• Work item: Reproduce every entry exactly as shown.

• Data for the task:
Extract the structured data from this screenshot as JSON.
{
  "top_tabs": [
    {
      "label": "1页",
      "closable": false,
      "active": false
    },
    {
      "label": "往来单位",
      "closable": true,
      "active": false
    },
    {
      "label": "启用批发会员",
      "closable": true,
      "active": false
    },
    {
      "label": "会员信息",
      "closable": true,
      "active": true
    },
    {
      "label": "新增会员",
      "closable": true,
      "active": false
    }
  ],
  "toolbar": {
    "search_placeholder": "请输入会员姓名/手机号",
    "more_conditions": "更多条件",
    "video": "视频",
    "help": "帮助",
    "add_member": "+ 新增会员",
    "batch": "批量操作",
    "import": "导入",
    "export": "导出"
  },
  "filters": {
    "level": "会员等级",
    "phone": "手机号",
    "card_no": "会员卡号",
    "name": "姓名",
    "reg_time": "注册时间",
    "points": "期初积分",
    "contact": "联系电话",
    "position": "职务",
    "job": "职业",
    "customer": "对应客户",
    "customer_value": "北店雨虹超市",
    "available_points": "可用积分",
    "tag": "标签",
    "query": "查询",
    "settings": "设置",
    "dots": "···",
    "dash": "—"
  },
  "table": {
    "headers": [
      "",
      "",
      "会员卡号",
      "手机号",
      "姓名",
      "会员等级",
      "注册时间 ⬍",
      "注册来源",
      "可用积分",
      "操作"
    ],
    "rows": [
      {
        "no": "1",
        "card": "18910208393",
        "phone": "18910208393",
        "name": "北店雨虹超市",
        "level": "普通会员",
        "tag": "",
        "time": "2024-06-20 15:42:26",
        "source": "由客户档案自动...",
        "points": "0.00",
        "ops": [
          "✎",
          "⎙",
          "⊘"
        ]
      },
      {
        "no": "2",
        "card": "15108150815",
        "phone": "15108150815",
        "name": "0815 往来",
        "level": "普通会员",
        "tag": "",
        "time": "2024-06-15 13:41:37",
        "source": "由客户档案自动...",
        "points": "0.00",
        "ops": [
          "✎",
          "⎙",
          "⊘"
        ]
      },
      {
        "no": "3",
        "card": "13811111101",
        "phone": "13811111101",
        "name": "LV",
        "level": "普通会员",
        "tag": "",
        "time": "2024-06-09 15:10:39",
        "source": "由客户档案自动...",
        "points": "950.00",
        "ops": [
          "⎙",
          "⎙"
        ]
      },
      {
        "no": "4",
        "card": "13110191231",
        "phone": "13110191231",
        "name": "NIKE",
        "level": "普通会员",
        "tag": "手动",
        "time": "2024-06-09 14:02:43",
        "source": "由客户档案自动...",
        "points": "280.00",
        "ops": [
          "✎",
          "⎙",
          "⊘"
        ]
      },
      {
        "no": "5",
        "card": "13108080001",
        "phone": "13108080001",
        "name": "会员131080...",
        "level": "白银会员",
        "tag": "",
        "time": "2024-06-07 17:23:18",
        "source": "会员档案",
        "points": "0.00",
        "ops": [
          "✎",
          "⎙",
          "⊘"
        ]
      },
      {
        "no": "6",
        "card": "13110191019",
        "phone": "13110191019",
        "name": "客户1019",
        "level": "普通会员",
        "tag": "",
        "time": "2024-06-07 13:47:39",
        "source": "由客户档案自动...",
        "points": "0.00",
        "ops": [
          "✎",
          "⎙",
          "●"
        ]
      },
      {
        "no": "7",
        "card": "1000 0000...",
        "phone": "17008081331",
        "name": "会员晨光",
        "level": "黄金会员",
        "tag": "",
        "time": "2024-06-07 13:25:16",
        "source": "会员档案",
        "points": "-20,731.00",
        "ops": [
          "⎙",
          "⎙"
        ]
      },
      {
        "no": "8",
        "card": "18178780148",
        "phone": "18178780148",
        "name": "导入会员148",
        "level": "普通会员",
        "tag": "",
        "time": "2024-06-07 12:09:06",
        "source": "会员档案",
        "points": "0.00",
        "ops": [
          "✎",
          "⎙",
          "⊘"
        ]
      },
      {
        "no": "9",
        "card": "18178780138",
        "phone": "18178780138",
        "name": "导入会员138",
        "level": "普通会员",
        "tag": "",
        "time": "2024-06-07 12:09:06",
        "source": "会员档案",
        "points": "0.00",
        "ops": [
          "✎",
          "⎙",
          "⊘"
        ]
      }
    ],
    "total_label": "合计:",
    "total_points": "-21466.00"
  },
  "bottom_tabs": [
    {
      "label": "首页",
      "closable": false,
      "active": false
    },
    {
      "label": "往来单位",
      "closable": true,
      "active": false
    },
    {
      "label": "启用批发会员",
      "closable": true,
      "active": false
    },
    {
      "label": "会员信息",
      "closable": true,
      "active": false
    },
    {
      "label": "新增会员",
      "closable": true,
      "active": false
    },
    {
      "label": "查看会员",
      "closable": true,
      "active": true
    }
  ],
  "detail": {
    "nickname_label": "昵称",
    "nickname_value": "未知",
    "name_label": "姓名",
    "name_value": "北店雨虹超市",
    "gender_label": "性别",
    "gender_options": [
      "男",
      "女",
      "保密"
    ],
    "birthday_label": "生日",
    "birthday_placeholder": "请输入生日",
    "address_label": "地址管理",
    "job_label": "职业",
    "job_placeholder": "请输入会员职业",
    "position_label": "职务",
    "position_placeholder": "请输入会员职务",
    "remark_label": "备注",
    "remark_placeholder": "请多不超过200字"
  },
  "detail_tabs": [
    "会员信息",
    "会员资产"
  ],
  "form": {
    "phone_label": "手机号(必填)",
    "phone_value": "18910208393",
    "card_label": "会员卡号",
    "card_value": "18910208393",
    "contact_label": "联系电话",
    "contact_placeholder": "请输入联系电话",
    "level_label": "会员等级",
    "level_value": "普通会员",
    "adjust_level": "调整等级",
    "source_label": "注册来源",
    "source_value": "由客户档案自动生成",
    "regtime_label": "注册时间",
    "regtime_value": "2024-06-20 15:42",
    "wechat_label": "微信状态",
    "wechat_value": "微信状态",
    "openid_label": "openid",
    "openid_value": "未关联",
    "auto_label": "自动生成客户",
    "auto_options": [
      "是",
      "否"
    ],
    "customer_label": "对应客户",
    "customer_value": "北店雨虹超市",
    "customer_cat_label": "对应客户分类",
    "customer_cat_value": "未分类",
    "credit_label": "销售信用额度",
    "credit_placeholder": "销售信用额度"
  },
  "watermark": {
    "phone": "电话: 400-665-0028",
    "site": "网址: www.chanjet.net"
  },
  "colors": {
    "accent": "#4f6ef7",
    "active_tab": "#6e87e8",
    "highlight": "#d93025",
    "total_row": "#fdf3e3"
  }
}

• Completed exercise:
Extract the structured data from this screenshot as JSON.
{
  "top_tabs": [
    {
      "label": "1页",
      "closable": false,
      "active": false
    },
    {
      "label": "往来单位",
      "closable": true,
      "active": false
    },
    {
      "label": "启用批发会员",
      "closable": true,
      "active": false
    },
    {
      "label": "会员信息",
      "closable": true,
      "active": true
    },
    {
      "label": "新增会员",
      "closable": true,
      "active": false
    }
  ],
  "toolbar": {
    "search_placeholder": "请输入会员姓名/手机号",
    "more_conditions": "更多条件",
    "video": "视频",
    "help": "帮助",
    "add_member": "+ 新增会员",
    "batch": "批量操作",
    "import": "导入",
    "export": "导出"
  },
  "filters": {
    "level": "会员等级",
    "phone": "手机号",
    "card_no": "会员卡号",
    "name": "姓名",
    "reg_time": "注册时间",
    "points": "期初积分",
    "contact": "联系电话",
    "position": "职务",
    "job": "职业",
    "customer": "对应客户",
    "customer_value": "北店雨虹超市",
    "available_points": "可用积分",
    "tag": "标签",
    "query": "查询",
    "settings": "设置",
    "dots": "···",
    "dash": "—"
  },
  "table": {
    "headers": [
      "",
      "",
      "会员卡号",
      "手机号",
      "姓名",
      "会员等级",
      "注册时间 ⬍",
      "注册来源",
      "可用积分",
      "操作"
    ],
    "rows": [
      {
        "no": "1",
        "card": "18910208393",
        "phone": "18910208393",
        "name": "北店雨虹超市",
        "level": "普通会员",
        "tag": "",
        "time": "2024-06-20 15:42:26",
        "source": "由客户档案自动...",
        "points": "0.00",
        "ops": [
          "✎",
          "⎙",
          "⊘"
        ]
      },
      {
        "no": "2",
        "card": "15108150815",
        "phone": "15108150815",
        "name": "0815 往来",
        "level": "普通会员",
        "tag": "",
        "time": "2024-06-15 13:41:37",
        "source": "由客户档案自动...",
        "points": "0.00",
        "ops": [
          "✎",
          "⎙",
          "⊘"
        ]
      },
      {
        "no": "3",
        "card": "13811111101",
        "phone": "13811111101",
        "name": "LV",
        "level": "普通会员",
        "tag": "",
        "time": "2024-06-09 15:10:39",
        "source": "由客户档案自动...",
        "points": "950.00",
        "ops": [
          "⎙",
          "⎙"
        ]
      },
      {
        "no": "4",
        "card": "13110191231",
        "phone": "13110191231",
        "name": "NIKE",
        "level": "普通会员",
        "tag": "手动",
        "time": "2024-06-09 14:02:43",
        "source": "由客户档案自动...",
        "points": "280.00",
        "ops": [
          "✎",
          "⎙",
          "⊘"
        ]
      },
      {
        "no": "5",
        "card": "13108080001",
        "phone": "13108080001",
        "name": "会员131080...",
        "level": "白银会员",
        "tag": "",
        "time": "2024-06-07 17:23:18",
        "source": "会员档案",
        "points": "0.00",
        "ops": [
          "✎",
          "⎙",
          "⊘"
        ]
      },
      {
        "no": "6",
        "card": "13110191019",
        "phone": "13110191019",
        "name": "客户1019",
        "level": "普通会员",
        "tag": "",
        "time": "2024-06-07 13:47:39",
        "source": "由客户档案自动...",
        "points": "0.00",
        "ops": [
          "✎",
          "⎙",
          "●"
        ]
      },
      {
        "no": "7",
        "card": "1000 0000...",
        "phone": "17008081331",
        "name": "会员晨光",
        "level": "黄金会员",
        "tag": "",
        "time": "2024-06-07 13:25:16",
        "source": "会员档案",
        "points": "-20,731.00",
        "ops": [
          "⎙",
          "⎙"
        ]
      },
      {
        "no": "8",
        "card": "18178780148",
        "phone": "18178780148",
        "name": "导入会员148",
        "level": "普通会员",
        "tag": "",
        "time": "2024-06-07 12:09:06",
        "source": "会员档案",
        "points": "0.00",
        "ops": [
          "✎",
          "⎙",
          "⊘"
        ]
      },
      {
        "no": "9",
        "card": "18178780138",
        "phone": "18178780138",
        "name": "导入会员138",
        "level": "普通会员",
        "tag": "",
        "time": "2024-06-07 12:09:06",
        "source": "会员档案",
        "points": "0.00",
        "ops": [
          "✎",
          "⎙",
          "⊘"
        ]
      }
    ],
    "total_label": "合计:",
    "total_points": "-21466.00"
  },
  "bottom_tabs": [
    {
      "label": "首页",
      "closable": false,
      "active": false
    },
    {
      "label": "往来单位",
      "closable": true,
      "active": false
    },
    {
      "label": "启用批发会员",
      "closable": true,
      "active": false
    },
    {
      "label": "会员信息",
      "closable": true,
      "active": false
    },
    {
      "label": "新增会员",
      "closable": true,
      "active": false
    },
    {
      "label": "查看会员",
      "closable": true,
      "active": true
    }
  ],
  "detail": {
    "nickname_label": "昵称",
    "nickname_value": "未知",
    "name_label": "姓名",
    "name_value": "北店雨虹超市",
    "gender_label": "性别",
    "gender_options": [
      "男",
      "女",
      "保密"
    ],
    "birthday_label": "生日",
    "birthday_placeholder": "请输入生日",
    "address_label": "地址管理",
    "job_label": "职业",
    "job_placeholder": "请输入会员职业",
    "position_label": "职务",
    "position_placeholder": "请输入会员职务",
    "remark_label": "备注",
    "remark_placeholder": "请多不超过200字"
  },
  "detail_tabs": [
    "会员信息",
    "会员资产"
  ],
  "form": {
    "phone_label": "手机号(必填)",
    "phone_value": "18910208393",
    "card_label": "会员卡号",
    "card_value": "18910208393",
    "contact_label": "联系电话",
    "contact_placeholder": "请输入联系电话",
    "level_label": "会员等级",
    "level_value": "普通会员",
    "adjust_level": "调整等级",
    "source_label": "注册来源",
    "source_value": "由客户档案自动生成",
    "regtime_label": "注册时间",
    "regtime_value": "2024-06-20 15:42",
    "wechat_label": "微信状态",
    "wechat_value": "微信状态",
    "openid_label": "openid",
    "openid_value": "未关联",
    "auto_label": "自动生成客户",
    "auto_options": [
      "是",
      "否"
    ],
    "customer_label": "对应客户",
    "customer_value": "北店雨虹超市",
    "customer_cat_label": "对应客户分类",
    "customer_cat_value": "未分类",
    "credit_label": "销售信用额度",
    "credit_placeholder": "销售信用额度"
  },
  "watermark": {
    "phone": "电话: 400-665-0028",
    "site": "网址: www.chanjet.net"
  },
  "colors": {
    "accent": "#4f6ef7",
    "active_tab": "#6e87e8",
    "highlight": "#d93025",
    "total_row": "#fdf3e3"
  }
}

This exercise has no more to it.